All eyes were on moderate House Democrats in swing districts Wednesday night, after the first day of public hearings in the impeachment inquiry against President Trump wrapped up with no major revelations — but also highlighted weaknesses in Democrats’ key witnesses, who relied primarily on second-hand information and never once interacted with the president.
At one point in Wednesday’s hearing, Rep. Mike Quigley, D-Ill., even appeared to embrace hearsay testimony, claiming that “hearsay can be much better evidence than direct” and that “countless people have been convicted on hearsay because the courts have routinely allowed and created, needed exceptions to hearsay.” It was unclear which of those limited exceptions would apply to Wednesday’s testimony — and whether Quigley’s argument would persuade critical swing-vote Democrats.
The House is now comprised of 431 members, meaning Democrats need 217 yeas to impeach Trump. There are currently 233 Democrats, so Democrats can only lose 16 of their own and still impeach the president. 31 House Democrats represent more moderate districts that Trump carried in 2016.
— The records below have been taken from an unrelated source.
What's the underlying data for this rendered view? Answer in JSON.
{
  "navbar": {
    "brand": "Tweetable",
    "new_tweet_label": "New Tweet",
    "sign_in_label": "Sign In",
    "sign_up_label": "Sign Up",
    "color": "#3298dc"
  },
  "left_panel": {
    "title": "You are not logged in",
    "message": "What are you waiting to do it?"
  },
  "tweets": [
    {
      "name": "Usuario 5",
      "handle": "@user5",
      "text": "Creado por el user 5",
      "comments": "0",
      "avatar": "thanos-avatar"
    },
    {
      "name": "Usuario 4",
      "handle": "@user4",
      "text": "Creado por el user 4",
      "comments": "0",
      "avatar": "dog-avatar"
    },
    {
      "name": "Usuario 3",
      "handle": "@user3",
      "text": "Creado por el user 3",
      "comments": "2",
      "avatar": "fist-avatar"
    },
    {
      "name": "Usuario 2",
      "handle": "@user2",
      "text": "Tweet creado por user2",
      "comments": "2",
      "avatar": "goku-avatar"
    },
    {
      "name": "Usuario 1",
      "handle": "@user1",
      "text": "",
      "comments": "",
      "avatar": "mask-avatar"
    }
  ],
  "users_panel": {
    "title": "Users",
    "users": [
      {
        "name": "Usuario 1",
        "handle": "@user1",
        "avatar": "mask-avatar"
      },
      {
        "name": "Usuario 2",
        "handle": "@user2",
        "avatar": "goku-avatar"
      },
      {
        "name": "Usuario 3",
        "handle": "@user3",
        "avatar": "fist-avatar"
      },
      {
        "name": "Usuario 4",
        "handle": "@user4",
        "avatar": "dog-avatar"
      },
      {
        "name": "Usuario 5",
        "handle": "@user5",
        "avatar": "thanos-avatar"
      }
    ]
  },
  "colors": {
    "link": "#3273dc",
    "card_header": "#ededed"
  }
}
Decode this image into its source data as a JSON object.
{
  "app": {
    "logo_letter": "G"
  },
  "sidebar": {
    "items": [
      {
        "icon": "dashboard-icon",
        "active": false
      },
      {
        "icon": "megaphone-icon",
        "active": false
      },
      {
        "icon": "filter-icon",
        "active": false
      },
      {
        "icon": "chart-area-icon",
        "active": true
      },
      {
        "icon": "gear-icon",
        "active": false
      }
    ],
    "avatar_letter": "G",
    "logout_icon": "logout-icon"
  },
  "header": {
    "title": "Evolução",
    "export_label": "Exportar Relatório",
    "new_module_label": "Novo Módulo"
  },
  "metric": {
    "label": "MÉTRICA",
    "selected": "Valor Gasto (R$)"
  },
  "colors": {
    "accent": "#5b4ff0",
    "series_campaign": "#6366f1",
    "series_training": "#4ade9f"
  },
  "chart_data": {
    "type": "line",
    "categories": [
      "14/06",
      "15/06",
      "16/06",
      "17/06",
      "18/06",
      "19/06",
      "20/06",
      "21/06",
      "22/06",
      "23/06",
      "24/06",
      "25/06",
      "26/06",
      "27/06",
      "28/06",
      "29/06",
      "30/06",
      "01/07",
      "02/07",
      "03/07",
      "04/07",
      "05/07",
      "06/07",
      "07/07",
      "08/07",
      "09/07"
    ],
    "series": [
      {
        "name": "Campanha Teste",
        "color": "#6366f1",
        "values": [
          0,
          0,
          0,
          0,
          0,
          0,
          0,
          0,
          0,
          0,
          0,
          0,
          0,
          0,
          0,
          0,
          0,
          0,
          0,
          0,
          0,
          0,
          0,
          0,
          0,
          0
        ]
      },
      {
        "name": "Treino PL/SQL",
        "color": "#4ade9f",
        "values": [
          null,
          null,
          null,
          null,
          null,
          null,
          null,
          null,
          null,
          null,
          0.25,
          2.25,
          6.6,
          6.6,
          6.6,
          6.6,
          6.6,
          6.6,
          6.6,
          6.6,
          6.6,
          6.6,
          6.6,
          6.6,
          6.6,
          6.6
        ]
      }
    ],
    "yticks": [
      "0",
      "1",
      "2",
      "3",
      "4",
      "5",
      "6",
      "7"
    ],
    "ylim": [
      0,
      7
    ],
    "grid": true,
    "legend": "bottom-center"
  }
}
Freshman Rep. Elissa Slotkin, D-Mich. — who flipped a GOP district in 2018 that Trump won by 7 points in 2016 — told Fox News that she was tentatively weighing all the evidence.
“My constituents expect me to make an objective decision,” Slotkin said as the hearings concluded, “not one based on an hour of testimony.” Slotkin went on to acknowledge that launching an impeachment inquiry was a “politically tough thing to do.”
“I’m not waking up in the morning looking for some golden poll,” Slotkin said, insisting that she would analyze all testimony carefully in the coming days.
Reports have emerged that, should Trump be impeached by a majority vote in the House, Senate Republicans might strategically hold a lengthy trial to “scramble” the 2020 Democratic presidential primary — including by requiring several of the contenders to remain in Washington to handle the trial. Trump is all but certain to be acquitted by the GOP-controlled Senate in the event of impeachment, given that a two-thirds vote is required in the Senate to remove the president. As the public hearing wrapped up on Wednesday, the panel voted 13-9, along party lines, to table a Republican motion to subpoena the whistleblower — signaling that not many minds had been swayed.
A GOP source close to the House Intelligence Committee told Fox News late Wednesday that Republicans have full confidence in counsel Steve Castor, and he will continue to lead the questioning in the next round of public impeachment hearings. GOP members were pleased with his questioning today, the source said.
The day offered one previously undisclosed allegation. Career diplomat William Taylor, the charge d’affaires in Kiev, offered testimony, for the first time, that the president was overheard by a member of his staff on July 26 asking EU Ambassador Gordon Sondland about “the investigations,” to which Sondland supposedly responded that “the Ukrainians were ready to move forward.” Taylor said that following Sondland’s call with Trump, the member of his staff asked what Trump thought about Ukraine.
“Ambassador Sondland responded that President Trump cares more about the investigations of Biden, which Giuliani was pressing for,” Taylor said, revealing new information from his prior testimony last month. “At the time I gave my deposition on October 22, I was not aware of this information. I am including it for completeness.” But, Republicans pointed out that Taylor’s testimony was unverifiable hearsay, several layers deep — and that Sondland has previously testified that Trump explicitly told him there were “no quid pro quo’s of any kind” with Ukraine, including one in which military aid would be conditioned on any politically motivated investigations.